#### WORK INSTRUCTION
Only lines that contain the word "content" belong in the answer; copy them from the records below.
Start of SUPPLIED MATERIAL
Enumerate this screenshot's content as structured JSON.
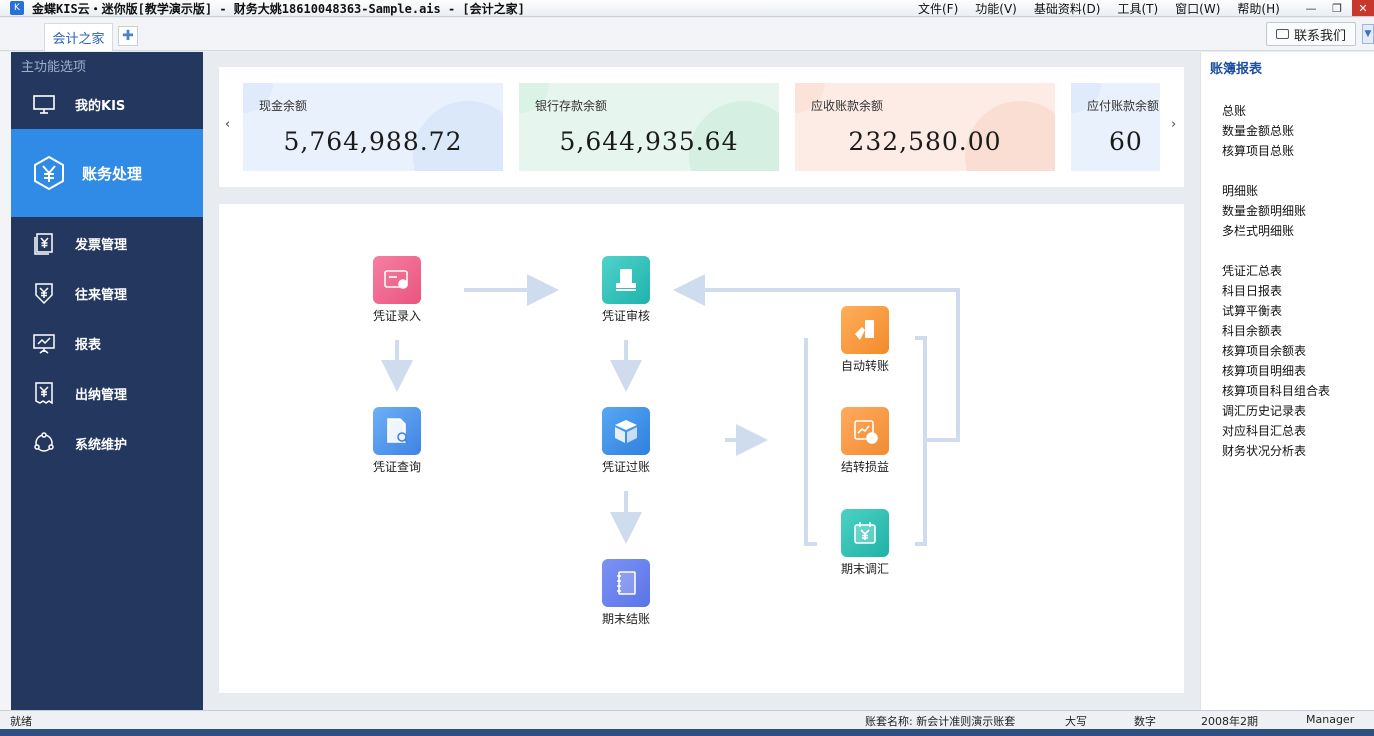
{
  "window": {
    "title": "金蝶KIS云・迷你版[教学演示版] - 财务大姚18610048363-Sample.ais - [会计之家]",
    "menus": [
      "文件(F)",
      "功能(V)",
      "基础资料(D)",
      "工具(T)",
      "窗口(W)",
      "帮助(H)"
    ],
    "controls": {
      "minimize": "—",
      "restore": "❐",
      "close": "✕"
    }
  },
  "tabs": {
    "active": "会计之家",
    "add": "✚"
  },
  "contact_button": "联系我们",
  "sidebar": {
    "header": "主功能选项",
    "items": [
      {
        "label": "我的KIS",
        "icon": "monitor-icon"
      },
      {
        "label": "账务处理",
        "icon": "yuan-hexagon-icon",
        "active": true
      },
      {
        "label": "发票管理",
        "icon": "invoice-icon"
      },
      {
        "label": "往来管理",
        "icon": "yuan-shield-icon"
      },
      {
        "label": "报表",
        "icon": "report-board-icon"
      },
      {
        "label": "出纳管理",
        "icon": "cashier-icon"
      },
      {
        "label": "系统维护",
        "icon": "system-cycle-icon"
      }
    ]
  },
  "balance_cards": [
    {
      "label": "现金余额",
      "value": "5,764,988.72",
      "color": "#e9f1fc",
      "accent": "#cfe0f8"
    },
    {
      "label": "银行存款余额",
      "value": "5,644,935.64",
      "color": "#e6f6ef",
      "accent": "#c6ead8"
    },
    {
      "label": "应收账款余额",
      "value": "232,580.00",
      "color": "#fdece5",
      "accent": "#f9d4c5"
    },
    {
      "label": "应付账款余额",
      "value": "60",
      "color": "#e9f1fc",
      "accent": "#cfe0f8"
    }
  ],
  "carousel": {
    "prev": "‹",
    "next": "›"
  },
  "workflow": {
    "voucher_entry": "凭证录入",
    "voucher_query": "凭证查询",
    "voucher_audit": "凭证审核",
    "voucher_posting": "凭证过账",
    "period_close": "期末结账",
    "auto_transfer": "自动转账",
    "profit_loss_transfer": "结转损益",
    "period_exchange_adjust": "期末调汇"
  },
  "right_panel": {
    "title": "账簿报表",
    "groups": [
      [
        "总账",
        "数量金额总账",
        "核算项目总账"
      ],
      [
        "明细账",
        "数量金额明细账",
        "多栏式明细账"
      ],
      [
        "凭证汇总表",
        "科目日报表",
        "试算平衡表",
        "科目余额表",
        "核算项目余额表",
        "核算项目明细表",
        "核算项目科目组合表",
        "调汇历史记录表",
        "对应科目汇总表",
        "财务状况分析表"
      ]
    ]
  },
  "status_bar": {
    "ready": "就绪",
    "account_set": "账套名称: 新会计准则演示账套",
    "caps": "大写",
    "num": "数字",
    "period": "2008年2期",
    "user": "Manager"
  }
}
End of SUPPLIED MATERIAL
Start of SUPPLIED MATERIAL
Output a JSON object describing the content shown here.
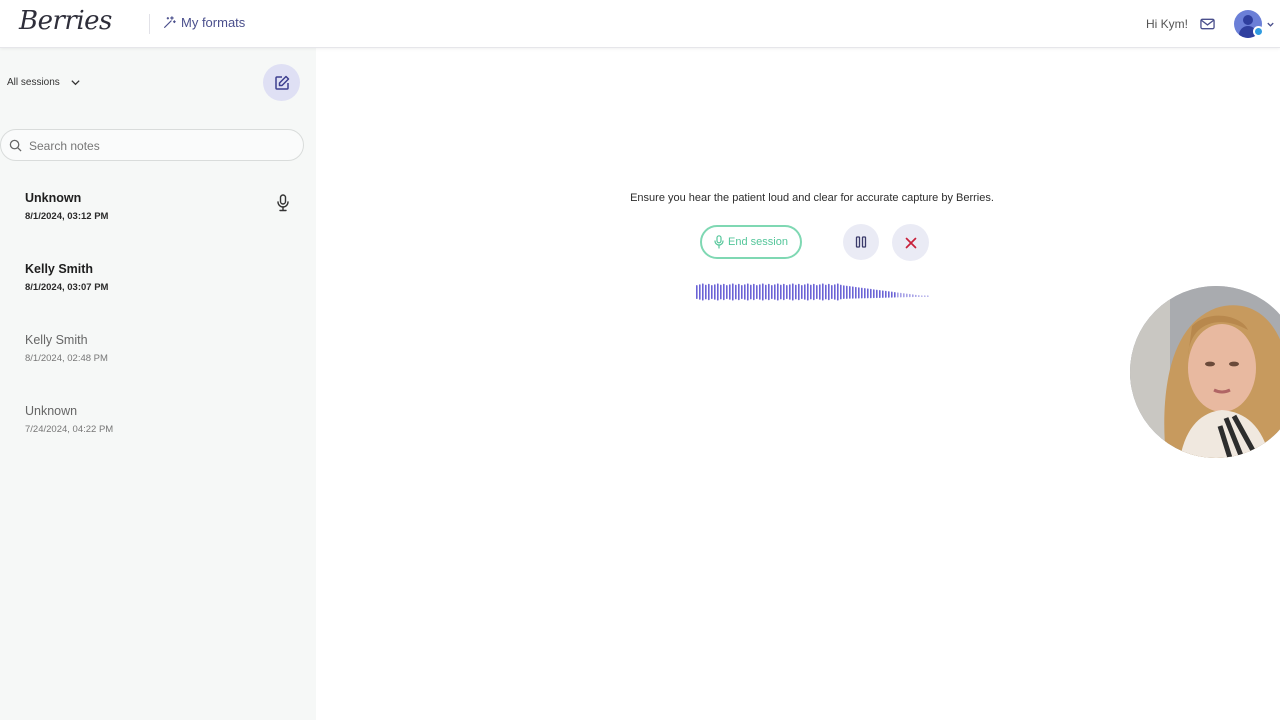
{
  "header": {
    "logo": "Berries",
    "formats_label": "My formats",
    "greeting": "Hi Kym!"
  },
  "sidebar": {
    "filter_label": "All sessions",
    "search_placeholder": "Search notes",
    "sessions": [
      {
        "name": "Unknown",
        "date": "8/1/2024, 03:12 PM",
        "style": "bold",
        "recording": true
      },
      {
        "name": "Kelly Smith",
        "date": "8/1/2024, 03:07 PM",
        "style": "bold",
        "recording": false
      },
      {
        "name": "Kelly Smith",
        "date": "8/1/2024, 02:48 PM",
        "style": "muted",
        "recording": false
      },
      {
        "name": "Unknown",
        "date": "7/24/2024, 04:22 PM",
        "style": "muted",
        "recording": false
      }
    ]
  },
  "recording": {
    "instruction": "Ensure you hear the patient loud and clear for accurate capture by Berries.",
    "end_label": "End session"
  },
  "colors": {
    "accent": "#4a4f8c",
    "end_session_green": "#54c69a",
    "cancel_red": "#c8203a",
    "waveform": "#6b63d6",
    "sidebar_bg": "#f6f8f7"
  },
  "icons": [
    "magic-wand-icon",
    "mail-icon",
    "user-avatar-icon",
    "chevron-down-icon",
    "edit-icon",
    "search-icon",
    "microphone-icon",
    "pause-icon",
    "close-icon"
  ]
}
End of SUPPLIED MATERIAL
#### RESPONSE TO THIS EXERCISE
Enumerate this screenshot's content as structured JSON.
Output a JSON object describing the content shown here.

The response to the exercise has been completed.